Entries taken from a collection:
■ ■ ■ ■ ■
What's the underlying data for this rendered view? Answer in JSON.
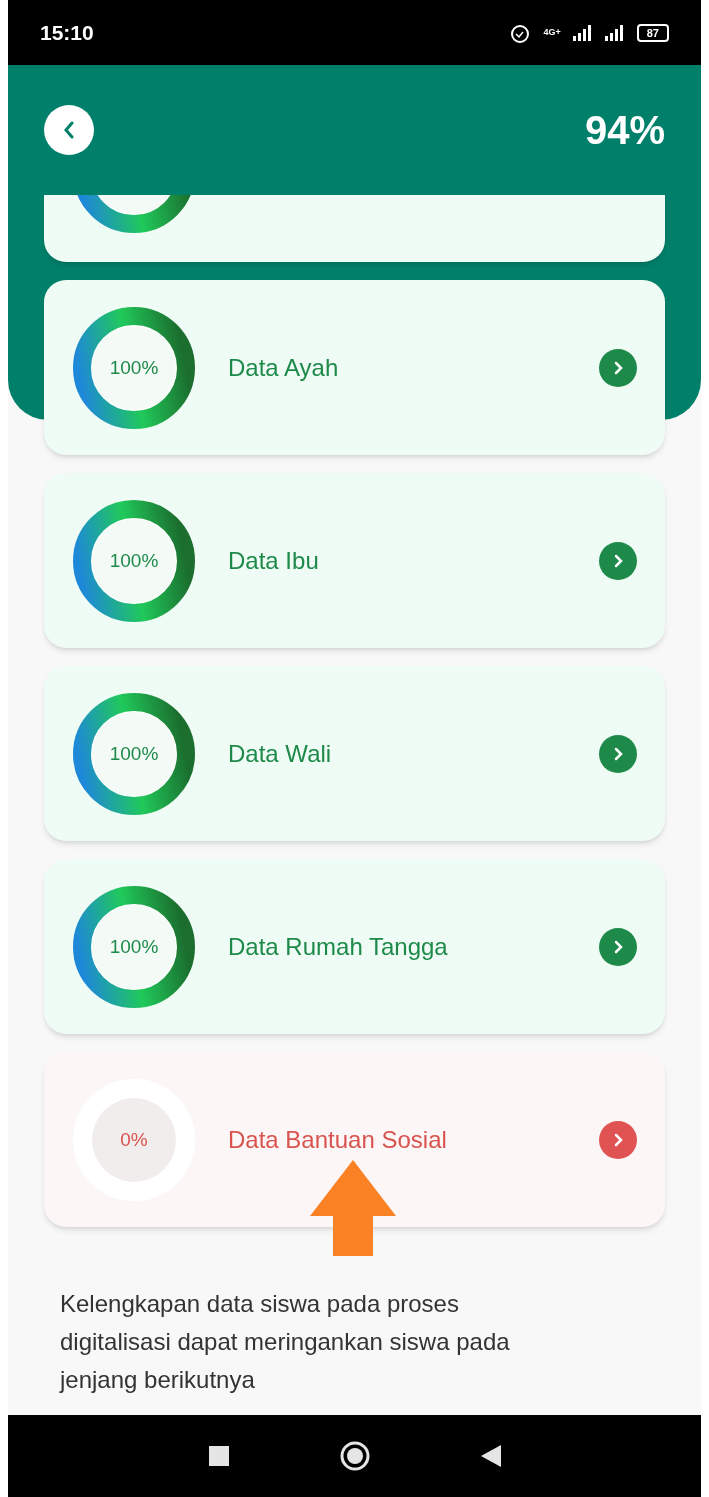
{
  "status_bar": {
    "time": "15:10",
    "network": "4G+",
    "battery": "87"
  },
  "header": {
    "total": "94%"
  },
  "cards": [
    {
      "percent": "100%",
      "label": "Data Ayah",
      "kind": "complete"
    },
    {
      "percent": "100%",
      "label": "Data Ibu",
      "kind": "complete"
    },
    {
      "percent": "100%",
      "label": "Data Wali",
      "kind": "complete"
    },
    {
      "percent": "100%",
      "label": "Data Rumah Tangga",
      "kind": "complete"
    },
    {
      "percent": "0%",
      "label": "Data Bantuan Sosial",
      "kind": "incomplete"
    }
  ],
  "note": "Kelengkapan data siswa pada proses digitalisasi dapat meringankan siswa pada jenjang berikutnya"
}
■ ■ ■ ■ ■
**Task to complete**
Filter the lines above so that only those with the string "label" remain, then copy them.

**Solved problem**
      "label": "Data Ayah",
      "label": "Data Ibu",
      "label": "Data Wali",
      "label": "Data Rumah Tangga",
      "label": "Data Bantuan Sosial",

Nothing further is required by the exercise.